- Security Policy Failure: Effective application of security policies requires correct replication of the SYSVOL policy.
- Account Lockout: Accounts and logons can fail if there are issues with your PDC emulator
- Domain Controller: Without sufficient disk space, you can experience domain controller functionality issues.
- Application Issues: Critical applications can cease operations if queries do not work.
- Directory Data Quality Problems: Data replication failures can require extensive time to resolve.
Specific Challenges with Active Directory Monitoring and Windows Environment Administration
Much like any other tool, Active Directory has unique strengths and weaknesses. There are specific challenges associated with maintaining compliance and security, such as:
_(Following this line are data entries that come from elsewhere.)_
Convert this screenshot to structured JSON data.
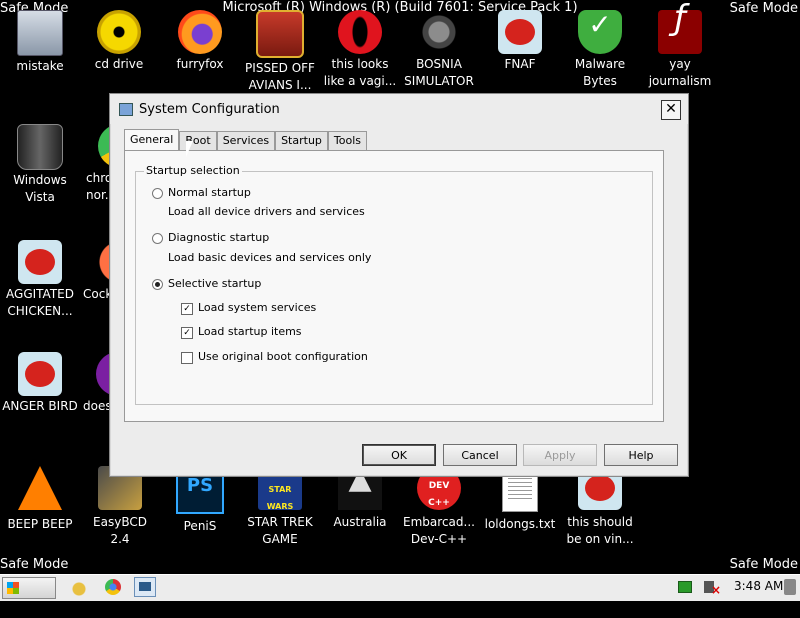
{
  "desktop": {
    "safe_mode_label": "Safe Mode",
    "build_text": "Microsoft (R) Windows (R) (Build 7601: Service Pack 1)",
    "icons": [
      {
        "label": "mistake",
        "icon": "computer-icon"
      },
      {
        "label": "cd drive",
        "icon": "cd-drive-icon"
      },
      {
        "label": "furryfox",
        "icon": "firefox-icon"
      },
      {
        "label": "PISSED OFF AVIANS I...",
        "icon": "angry-birds-seasons-icon"
      },
      {
        "label": "this looks like a vagi...",
        "icon": "opera-icon"
      },
      {
        "label": "BOSNIA SIMULATOR",
        "icon": "mace-icon"
      },
      {
        "label": "FNAF",
        "icon": "angry-bird-icon"
      },
      {
        "label": "Malware Bytes",
        "icon": "shield-icon"
      },
      {
        "label": "yay journalism",
        "icon": "flash-icon"
      },
      {
        "label": "Windows Vista",
        "icon": "recycle-bin-icon"
      },
      {
        "label": "chro... nor...",
        "icon": "chrome-icon"
      },
      {
        "label": "AGGITATED CHICKEN...",
        "icon": "angry-bird-icon"
      },
      {
        "label": "Cock...",
        "icon": "chrome-icon"
      },
      {
        "label": "ANGER BIRD",
        "icon": "angry-bird-icon"
      },
      {
        "label": "does...",
        "icon": "purple-app-icon"
      },
      {
        "label": "BEEP BEEP",
        "icon": "vlc-cone-icon"
      },
      {
        "label": "EasyBCD 2.4",
        "icon": "easybcd-icon"
      },
      {
        "label": "PeniS",
        "icon": "photoshop-icon"
      },
      {
        "label": "STAR TREK GAME",
        "icon": "star-wars-icon"
      },
      {
        "label": "Australia",
        "icon": "oz-icon"
      },
      {
        "label": "Embarcad... Dev-C++",
        "icon": "dev-cpp-icon"
      },
      {
        "label": "loldongs.txt",
        "icon": "text-file-icon"
      },
      {
        "label": "this should be on vin...",
        "icon": "angry-bird-icon"
      }
    ]
  },
  "dialog": {
    "title": "System Configuration",
    "close_label": "✕",
    "tabs": [
      "General",
      "Boot",
      "Services",
      "Startup",
      "Tools"
    ],
    "active_tab": "General",
    "group_label": "Startup selection",
    "options": [
      {
        "label": "Normal startup",
        "description": "Load all device drivers and services",
        "selected": false
      },
      {
        "label": "Diagnostic startup",
        "description": "Load basic devices and services only",
        "selected": false
      },
      {
        "label": "Selective startup",
        "selected": true
      }
    ],
    "checkboxes": [
      {
        "label": "Load system services",
        "checked": true
      },
      {
        "label": "Load startup items",
        "checked": true
      },
      {
        "label": "Use original boot configuration",
        "checked": false
      }
    ],
    "buttons": {
      "ok": "OK",
      "cancel": "Cancel",
      "apply": "Apply",
      "help": "Help"
    }
  },
  "taskbar": {
    "start_label": "Start",
    "clock": "3:48 AM"
  }
}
- Effective designation of administrative user privileges,
- Change management,
- Troubleshooting, and
- Understanding available audit information.
What Does an Effective Active Directory Monitoring Process Look Like?
With Active Directory, an effective change management process is going to involve two core components:
- Change Administration: Policy-based administration, change analysis, & task automation
- Change Monitoring: Centralized auditing, real-time change detection, & human-readable reporting
These two components comprise change management, which is defined as is the process of making decisions about your network. This is informed by a combination of effective security policy and change monitoring.
To implement change management with Active Directory, your organization needs a combination of smart policy and automation-based tools. Specifically, you need smart tools to effectively monitor for changes.
For more information on high-level Active Directory Monitoring and Management, we recommend Change Monitoring vs. Control vs Management: What's the Difference?
1. Mechanisms for Change Control
Your organization needs to implement controls around users with the ability to make changes. This should include accountability around administrative users. Every change made through active directory should be logged for review during daily audits, even if it's made by an administrative account.
Finally, logs should include sufficient information to detect red flags that could indicate account compromise, such as location, device, and time.
2. The Ability to Understand the "Quality" of Changes
Some changes via AD can move your organization out of compliance in a matter of seconds. Other changes attributed to administrative accounts can have a net negative impact on security, even if you're not dealing with a case of account compromise.
As previously mentioned, a key challenge of AD monitoring is the fact that the logs can be challenging to decipher. Using a file integrity monitoring tool like CimTrak can allow you to determine in real-time if changes are negative, positive, or neutral.
3. Structured Change Workflows
In addition to accountability concepts, a structured approach to change workflows is necessary for sufficient oversight. This is accomplished with a comprehensive information security policy, which is required for PCI compliance and other types of regulatory compliance. Having built-in processes for the implementation and administration of changes is critical for organizations of any size, even if your network is not particularly complex yet.
4. The Ability to Understand and Act on Audits in Real-Time
While PCI requirement 10.6 dictates the daily review of audit logs, exceeding this requirement can be necessary to gain real-time insight into your network. A third-party tool can introduce automation into the audit review process by notifying administrative users in real-time when a suspicious change is logged.
By using CimTrak for human-readable intelligence into changes, you can immediately piece together the context of a change, including where it originated, who is responsible, and how it impacts your network. Contextually-rich, human-readable audit logs can enable true real-time change management with Active Directory.
CimTrak for Active Directory: Learn More
CimTrak for Active Directory helps organizations monitor their directory services for deviations, with sensitivity to common issues that often go undetected in large environments. With human-readable logs, built-in intelligence, and accountability, CimTrak is designed for awareness.
Since 1999, Jacqueline has written for corporate communications, MarCom agencies, higher education, and worked within the pharmacy, steel and retail industries. Since joining the tech industry, she has found her "home".